■ PROBLEM
Only lines that contain the word "计算机导论" belong in the answer; copy them from the records below.

■ STORED DATA
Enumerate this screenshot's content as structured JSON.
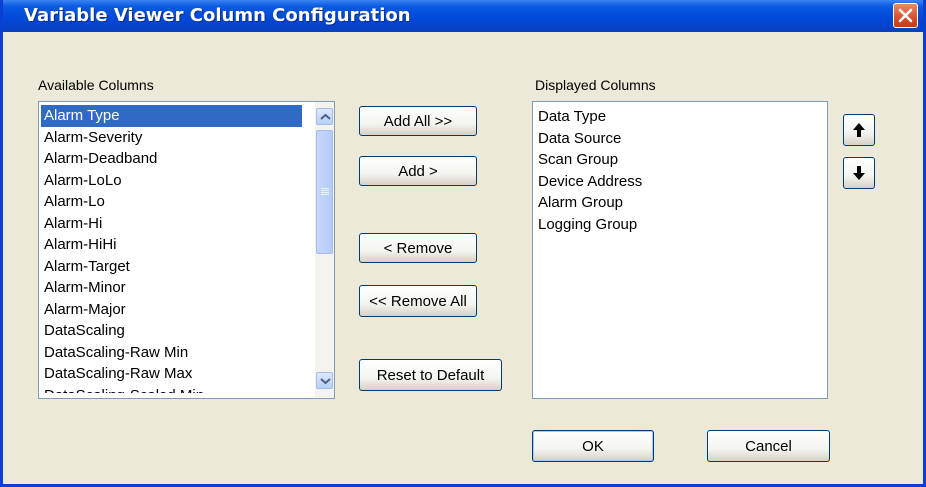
{
  "window": {
    "title": "Variable Viewer Column Configuration"
  },
  "available": {
    "label": "Available Columns",
    "items": [
      "Alarm Type",
      "Alarm-Severity",
      "Alarm-Deadband",
      "Alarm-LoLo",
      "Alarm-Lo",
      "Alarm-Hi",
      "Alarm-HiHi",
      "Alarm-Target",
      "Alarm-Minor",
      "Alarm-Major",
      "DataScaling",
      "DataScaling-Raw Min",
      "DataScaling-Raw Max",
      "DataScaling-Scaled Min"
    ],
    "selected": "Alarm Type"
  },
  "displayed": {
    "label": "Displayed Columns",
    "items": [
      "Data Type",
      "Data Source",
      "Scan Group",
      "Device Address",
      "Alarm Group",
      "Logging Group"
    ]
  },
  "buttons": {
    "add_all": "Add All >>",
    "add": "Add >",
    "remove": "< Remove",
    "remove_all": "<< Remove All",
    "reset": "Reset to Default",
    "ok": "OK",
    "cancel": "Cancel"
  },
  "icons": {
    "close": "close-icon",
    "move_up": "arrow-up-icon",
    "move_down": "arrow-down-icon",
    "scroll_up": "chevron-up-icon",
    "scroll_down": "chevron-down-icon"
  }
}
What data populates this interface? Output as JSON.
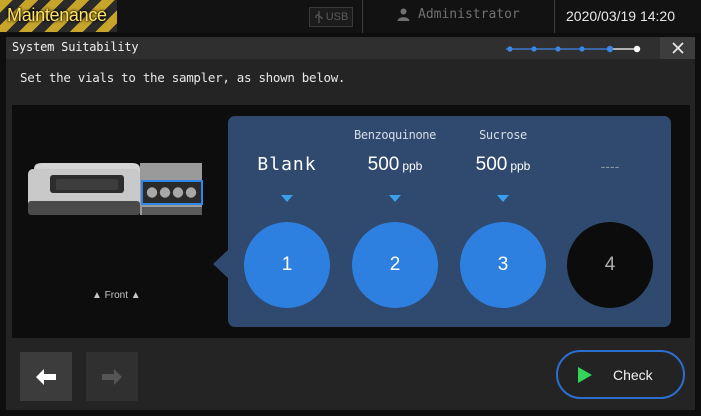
{
  "app": {
    "mode_badge": "Maintenance",
    "usb_label": "USB",
    "user": "Administrator",
    "datetime": "2020/03/19 14:20"
  },
  "window": {
    "title": "System Suitability",
    "progress": {
      "total_steps": 6,
      "current_step": 6
    },
    "instruction": "Set the vials to the sampler, as shown below."
  },
  "sampler": {
    "front_label": "▲ Front ▲"
  },
  "positions": [
    {
      "name": "",
      "value": "Blank",
      "unit": "",
      "slot": "1",
      "active": true
    },
    {
      "name": "Benzoquinone",
      "value": "500",
      "unit": "ppb",
      "slot": "2",
      "active": true
    },
    {
      "name": "Sucrose",
      "value": "500",
      "unit": "ppb",
      "slot": "3",
      "active": true
    },
    {
      "name": "",
      "value": "----",
      "unit": "",
      "slot": "4",
      "active": false
    }
  ],
  "buttons": {
    "check_label": "Check"
  },
  "icons": {
    "usb": "usb-icon",
    "user": "user-icon",
    "close": "close-icon",
    "back": "arrow-left-icon",
    "forward": "arrow-right-icon",
    "run": "play-icon"
  },
  "colors": {
    "accent_blue": "#2d7fe0",
    "card_bg": "#2f4a6e",
    "play_green": "#33d45a",
    "badge_yellow": "#ffe26b"
  }
}
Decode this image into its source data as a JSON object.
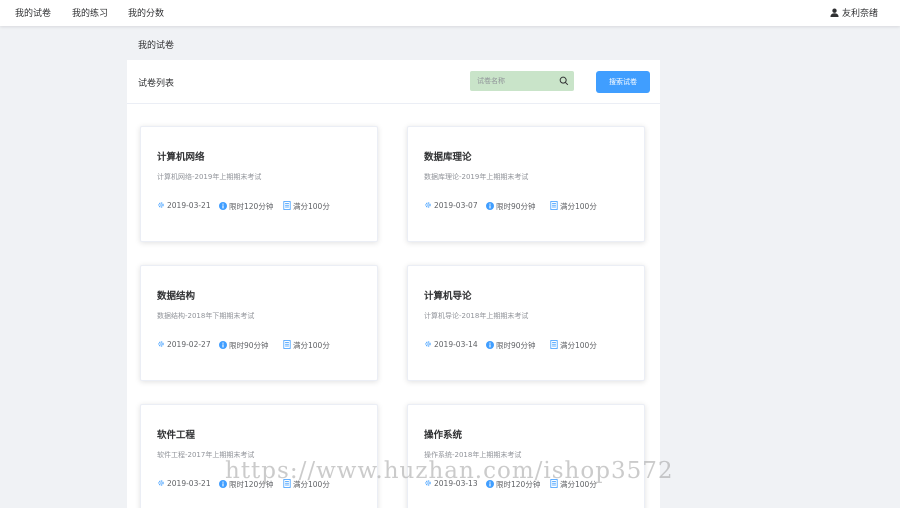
{
  "nav": {
    "items": [
      "我的试卷",
      "我的练习",
      "我的分数"
    ],
    "user": "友利奈绪"
  },
  "breadcrumb": "我的试卷",
  "panel": {
    "title": "试卷列表",
    "search_placeholder": "试卷名称",
    "search_button": "搜索试卷"
  },
  "cards": [
    {
      "title": "计算机网络",
      "desc": "计算机网络-2019年上期期末考试",
      "date": "2019-03-21",
      "time": "限时120分钟",
      "score": "满分100分"
    },
    {
      "title": "数据库理论",
      "desc": "数据库理论-2019年上期期末考试",
      "date": "2019-03-07",
      "time": "限时90分钟",
      "score": "满分100分"
    },
    {
      "title": "数据结构",
      "desc": "数据结构-2018年下期期末考试",
      "date": "2019-02-27",
      "time": "限时90分钟",
      "score": "满分100分"
    },
    {
      "title": "计算机导论",
      "desc": "计算机导论-2018年上期期末考试",
      "date": "2019-03-14",
      "time": "限时90分钟",
      "score": "满分100分"
    },
    {
      "title": "软件工程",
      "desc": "软件工程-2017年上期期末考试",
      "date": "2019-03-21",
      "time": "限时120分钟",
      "score": "满分100分"
    },
    {
      "title": "操作系统",
      "desc": "操作系统-2018年上期期末考试",
      "date": "2019-03-13",
      "time": "限时120分钟",
      "score": "满分100分"
    }
  ],
  "watermark": "https://www.huzhan.com/ishop3572",
  "colors": {
    "accent": "#409eff",
    "search_bg": "#c9e4c9",
    "page_bg": "#f0f2f5"
  }
}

■ TASK SOLUTION
      "title": "计算机导论",
      "desc": "计算机导论-2018年上期期末考试",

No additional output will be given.